──────── Provided data ────────

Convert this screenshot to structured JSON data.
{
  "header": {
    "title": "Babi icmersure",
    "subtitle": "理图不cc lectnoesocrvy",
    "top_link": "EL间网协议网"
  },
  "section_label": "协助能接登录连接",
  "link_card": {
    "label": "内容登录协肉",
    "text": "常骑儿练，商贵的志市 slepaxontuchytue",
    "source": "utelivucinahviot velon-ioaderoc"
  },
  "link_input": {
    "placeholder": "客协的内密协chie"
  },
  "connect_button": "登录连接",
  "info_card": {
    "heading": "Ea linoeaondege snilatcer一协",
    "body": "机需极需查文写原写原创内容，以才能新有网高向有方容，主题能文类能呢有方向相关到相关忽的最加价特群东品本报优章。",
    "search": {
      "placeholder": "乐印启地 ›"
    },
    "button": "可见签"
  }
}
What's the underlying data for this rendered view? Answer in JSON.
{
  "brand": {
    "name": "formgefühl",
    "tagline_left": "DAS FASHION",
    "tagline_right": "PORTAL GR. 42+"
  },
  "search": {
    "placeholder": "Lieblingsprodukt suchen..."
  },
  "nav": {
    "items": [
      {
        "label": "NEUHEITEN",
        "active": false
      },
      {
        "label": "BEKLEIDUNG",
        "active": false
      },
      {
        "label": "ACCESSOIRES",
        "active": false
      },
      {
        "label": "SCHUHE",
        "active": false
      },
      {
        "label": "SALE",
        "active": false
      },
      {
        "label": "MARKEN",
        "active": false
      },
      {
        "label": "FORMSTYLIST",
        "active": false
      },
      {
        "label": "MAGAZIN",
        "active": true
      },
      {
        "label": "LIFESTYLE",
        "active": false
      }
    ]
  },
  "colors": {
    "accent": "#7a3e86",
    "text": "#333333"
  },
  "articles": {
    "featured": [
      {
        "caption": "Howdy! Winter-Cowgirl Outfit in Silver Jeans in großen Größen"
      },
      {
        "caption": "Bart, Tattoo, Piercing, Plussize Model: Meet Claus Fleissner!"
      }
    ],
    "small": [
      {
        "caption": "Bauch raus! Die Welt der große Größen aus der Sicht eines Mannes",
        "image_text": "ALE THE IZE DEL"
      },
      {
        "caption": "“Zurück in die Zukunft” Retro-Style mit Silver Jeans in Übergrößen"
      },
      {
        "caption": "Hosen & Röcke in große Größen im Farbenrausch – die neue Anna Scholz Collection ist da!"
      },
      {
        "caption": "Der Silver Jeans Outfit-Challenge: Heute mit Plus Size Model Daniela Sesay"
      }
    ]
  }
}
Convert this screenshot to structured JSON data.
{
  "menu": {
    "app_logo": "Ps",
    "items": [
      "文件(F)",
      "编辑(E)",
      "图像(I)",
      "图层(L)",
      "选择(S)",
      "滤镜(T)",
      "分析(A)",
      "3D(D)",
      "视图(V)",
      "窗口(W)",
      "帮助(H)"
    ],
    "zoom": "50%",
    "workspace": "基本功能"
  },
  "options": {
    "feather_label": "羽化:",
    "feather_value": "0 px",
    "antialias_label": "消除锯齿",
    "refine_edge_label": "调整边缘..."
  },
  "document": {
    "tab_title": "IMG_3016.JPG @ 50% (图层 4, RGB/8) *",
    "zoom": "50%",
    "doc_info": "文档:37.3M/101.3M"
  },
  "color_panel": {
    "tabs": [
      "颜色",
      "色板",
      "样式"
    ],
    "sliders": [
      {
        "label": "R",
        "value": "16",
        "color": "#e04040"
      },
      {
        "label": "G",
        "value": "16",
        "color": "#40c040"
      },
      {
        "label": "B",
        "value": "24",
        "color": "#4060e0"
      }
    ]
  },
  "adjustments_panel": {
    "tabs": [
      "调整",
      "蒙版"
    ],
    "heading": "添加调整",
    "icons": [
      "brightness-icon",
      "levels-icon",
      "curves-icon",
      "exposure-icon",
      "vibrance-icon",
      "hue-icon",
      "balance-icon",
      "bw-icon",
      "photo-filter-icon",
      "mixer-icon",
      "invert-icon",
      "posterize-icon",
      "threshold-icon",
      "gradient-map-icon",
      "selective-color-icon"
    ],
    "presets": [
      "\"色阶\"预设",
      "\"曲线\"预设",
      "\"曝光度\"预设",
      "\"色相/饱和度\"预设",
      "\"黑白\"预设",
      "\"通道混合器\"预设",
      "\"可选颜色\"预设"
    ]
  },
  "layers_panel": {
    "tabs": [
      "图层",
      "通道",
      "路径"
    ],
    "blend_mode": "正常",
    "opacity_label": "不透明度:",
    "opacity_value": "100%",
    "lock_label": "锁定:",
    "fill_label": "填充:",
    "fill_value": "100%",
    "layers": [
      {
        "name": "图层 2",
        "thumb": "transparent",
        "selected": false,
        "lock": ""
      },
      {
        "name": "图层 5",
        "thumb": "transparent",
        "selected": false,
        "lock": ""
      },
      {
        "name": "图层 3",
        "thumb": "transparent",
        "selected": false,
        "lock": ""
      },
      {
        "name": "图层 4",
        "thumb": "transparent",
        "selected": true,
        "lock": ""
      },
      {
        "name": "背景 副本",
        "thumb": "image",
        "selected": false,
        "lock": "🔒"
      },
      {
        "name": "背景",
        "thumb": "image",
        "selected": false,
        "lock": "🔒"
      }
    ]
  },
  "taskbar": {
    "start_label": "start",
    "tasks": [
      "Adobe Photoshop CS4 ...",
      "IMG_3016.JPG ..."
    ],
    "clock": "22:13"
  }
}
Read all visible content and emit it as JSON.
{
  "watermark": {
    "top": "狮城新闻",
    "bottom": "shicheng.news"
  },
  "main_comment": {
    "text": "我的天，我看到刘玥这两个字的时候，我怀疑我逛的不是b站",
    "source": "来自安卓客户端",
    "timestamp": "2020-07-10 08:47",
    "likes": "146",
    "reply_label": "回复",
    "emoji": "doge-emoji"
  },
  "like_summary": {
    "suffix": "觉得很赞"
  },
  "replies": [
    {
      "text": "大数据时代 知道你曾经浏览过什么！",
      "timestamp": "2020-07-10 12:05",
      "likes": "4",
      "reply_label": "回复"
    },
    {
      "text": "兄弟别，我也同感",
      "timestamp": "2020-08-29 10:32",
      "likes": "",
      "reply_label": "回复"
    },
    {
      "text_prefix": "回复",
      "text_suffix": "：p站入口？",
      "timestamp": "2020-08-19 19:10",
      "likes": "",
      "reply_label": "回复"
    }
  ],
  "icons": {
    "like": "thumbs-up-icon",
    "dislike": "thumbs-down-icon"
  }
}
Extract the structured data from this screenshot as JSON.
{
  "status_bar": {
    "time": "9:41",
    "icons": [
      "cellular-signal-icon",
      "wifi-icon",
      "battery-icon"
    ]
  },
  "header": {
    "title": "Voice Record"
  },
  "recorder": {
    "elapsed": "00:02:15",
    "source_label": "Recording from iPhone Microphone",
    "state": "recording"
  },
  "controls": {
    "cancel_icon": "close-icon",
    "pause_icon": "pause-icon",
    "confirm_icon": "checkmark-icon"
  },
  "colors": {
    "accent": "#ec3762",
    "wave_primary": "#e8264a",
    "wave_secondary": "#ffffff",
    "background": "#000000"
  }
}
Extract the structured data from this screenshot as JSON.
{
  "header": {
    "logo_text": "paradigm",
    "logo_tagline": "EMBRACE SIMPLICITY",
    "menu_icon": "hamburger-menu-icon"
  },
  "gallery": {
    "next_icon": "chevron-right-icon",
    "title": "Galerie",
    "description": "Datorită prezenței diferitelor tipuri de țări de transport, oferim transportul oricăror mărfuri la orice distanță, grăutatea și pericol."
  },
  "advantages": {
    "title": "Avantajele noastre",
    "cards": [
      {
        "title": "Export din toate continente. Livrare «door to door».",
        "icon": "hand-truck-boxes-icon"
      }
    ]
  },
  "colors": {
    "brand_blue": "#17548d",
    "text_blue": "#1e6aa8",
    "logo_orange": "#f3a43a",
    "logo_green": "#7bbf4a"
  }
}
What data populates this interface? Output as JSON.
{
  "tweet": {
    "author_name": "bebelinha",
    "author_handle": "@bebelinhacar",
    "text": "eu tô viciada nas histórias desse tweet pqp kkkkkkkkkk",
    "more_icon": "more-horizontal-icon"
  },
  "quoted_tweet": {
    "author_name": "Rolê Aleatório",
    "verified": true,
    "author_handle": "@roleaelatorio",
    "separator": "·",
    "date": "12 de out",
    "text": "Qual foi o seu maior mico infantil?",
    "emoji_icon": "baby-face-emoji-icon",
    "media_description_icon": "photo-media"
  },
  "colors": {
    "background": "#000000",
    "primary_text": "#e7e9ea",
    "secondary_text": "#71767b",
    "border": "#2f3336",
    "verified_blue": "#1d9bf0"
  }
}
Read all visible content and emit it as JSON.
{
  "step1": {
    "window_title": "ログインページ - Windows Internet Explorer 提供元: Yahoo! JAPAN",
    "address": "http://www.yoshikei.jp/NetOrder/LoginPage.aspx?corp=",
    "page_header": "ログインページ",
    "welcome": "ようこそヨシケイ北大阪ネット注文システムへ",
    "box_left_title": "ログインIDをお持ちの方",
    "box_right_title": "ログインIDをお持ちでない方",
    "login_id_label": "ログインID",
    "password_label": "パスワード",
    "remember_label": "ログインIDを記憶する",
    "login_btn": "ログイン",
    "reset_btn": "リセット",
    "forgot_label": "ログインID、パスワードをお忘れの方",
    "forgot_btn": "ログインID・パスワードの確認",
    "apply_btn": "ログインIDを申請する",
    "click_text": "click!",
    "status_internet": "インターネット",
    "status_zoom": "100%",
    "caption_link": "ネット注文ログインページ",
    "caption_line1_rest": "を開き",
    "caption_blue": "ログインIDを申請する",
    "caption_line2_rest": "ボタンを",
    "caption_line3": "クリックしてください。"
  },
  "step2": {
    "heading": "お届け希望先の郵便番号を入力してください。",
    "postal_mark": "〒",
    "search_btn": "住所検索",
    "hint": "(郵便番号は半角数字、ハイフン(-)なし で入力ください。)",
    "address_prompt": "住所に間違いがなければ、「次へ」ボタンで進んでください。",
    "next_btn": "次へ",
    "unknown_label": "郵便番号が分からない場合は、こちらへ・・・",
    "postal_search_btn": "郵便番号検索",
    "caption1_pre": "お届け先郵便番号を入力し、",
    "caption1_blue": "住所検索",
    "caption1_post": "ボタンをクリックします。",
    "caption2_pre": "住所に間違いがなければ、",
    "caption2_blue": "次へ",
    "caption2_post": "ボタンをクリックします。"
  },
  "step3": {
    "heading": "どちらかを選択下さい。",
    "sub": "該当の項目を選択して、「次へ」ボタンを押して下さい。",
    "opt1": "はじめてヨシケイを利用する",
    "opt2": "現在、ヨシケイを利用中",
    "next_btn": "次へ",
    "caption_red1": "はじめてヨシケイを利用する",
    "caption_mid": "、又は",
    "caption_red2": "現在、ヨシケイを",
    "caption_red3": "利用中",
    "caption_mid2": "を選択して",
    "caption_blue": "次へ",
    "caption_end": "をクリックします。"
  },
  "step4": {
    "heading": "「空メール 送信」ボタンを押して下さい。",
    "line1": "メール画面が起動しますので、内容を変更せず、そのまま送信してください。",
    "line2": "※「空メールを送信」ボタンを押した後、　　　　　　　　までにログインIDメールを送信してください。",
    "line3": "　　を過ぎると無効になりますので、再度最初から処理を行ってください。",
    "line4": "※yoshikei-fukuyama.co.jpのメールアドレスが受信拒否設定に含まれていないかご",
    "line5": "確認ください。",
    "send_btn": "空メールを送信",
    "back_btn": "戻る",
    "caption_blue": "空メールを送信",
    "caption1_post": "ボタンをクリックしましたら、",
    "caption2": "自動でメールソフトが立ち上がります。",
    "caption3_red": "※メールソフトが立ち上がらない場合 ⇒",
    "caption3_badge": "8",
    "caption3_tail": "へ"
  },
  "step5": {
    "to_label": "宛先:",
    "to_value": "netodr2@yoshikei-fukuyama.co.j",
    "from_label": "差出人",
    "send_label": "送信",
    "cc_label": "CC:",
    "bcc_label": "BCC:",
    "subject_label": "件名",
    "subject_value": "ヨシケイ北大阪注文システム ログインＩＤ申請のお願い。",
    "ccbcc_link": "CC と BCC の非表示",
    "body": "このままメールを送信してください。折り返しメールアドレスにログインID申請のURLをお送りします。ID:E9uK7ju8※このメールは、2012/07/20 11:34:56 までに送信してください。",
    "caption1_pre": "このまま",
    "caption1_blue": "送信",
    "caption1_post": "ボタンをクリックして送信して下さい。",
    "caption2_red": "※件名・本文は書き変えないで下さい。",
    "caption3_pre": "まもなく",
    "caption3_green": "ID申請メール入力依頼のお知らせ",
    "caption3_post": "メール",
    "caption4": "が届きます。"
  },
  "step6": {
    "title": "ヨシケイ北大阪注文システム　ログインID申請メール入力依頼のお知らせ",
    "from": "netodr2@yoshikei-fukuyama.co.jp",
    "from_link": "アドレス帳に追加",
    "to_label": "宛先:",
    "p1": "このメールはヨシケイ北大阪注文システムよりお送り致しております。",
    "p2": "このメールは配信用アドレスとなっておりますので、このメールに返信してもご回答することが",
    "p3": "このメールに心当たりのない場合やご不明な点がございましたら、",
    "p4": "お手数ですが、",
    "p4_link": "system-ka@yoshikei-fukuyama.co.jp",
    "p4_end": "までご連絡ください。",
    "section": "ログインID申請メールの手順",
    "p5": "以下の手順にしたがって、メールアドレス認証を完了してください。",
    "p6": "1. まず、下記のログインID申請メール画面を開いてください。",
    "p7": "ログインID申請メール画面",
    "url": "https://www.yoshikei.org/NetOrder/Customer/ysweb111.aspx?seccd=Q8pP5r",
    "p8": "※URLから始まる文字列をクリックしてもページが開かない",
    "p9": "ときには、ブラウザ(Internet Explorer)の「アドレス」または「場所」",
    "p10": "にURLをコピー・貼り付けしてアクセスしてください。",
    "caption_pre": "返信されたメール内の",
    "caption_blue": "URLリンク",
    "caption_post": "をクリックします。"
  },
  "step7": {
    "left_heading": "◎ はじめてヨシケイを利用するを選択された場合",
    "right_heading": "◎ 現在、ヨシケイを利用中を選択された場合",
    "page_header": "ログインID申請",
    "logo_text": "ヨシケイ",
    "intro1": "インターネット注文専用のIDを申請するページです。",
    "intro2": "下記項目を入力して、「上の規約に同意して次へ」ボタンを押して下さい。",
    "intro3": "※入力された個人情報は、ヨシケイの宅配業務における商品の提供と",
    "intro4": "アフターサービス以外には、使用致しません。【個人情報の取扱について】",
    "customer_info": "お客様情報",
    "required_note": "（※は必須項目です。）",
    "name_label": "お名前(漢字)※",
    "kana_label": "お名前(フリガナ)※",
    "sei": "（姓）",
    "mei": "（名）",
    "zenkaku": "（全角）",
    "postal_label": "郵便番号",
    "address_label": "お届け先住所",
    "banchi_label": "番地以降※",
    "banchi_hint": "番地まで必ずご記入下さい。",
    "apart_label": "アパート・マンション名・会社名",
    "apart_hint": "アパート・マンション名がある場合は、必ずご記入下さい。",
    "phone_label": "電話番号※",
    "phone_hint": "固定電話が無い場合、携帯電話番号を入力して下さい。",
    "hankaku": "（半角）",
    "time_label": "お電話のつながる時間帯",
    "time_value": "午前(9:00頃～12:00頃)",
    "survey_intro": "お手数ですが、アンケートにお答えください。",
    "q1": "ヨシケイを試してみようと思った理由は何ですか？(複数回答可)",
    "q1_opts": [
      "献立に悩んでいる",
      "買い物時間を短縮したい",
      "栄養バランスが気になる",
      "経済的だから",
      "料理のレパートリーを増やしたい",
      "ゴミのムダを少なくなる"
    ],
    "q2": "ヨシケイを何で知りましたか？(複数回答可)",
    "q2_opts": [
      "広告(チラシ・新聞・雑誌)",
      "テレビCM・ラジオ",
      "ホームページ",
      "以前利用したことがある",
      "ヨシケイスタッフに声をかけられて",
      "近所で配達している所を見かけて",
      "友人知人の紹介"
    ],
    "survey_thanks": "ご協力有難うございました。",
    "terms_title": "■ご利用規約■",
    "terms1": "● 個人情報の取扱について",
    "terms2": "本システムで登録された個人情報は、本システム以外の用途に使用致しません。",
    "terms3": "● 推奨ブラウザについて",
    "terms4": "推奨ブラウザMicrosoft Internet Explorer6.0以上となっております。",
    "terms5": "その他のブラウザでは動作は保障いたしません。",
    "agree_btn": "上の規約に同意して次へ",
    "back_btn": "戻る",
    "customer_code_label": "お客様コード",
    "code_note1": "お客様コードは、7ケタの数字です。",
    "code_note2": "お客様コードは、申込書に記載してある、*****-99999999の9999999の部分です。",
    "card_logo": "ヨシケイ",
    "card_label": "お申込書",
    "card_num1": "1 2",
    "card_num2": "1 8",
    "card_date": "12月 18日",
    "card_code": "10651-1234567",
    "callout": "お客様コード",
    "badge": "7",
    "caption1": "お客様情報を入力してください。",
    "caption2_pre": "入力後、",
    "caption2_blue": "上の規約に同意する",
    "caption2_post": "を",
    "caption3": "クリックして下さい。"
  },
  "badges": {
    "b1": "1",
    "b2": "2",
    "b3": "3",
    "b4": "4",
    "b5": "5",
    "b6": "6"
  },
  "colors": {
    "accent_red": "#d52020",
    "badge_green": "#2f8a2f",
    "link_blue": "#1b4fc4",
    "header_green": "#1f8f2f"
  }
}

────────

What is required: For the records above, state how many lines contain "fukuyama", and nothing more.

Your solution: 4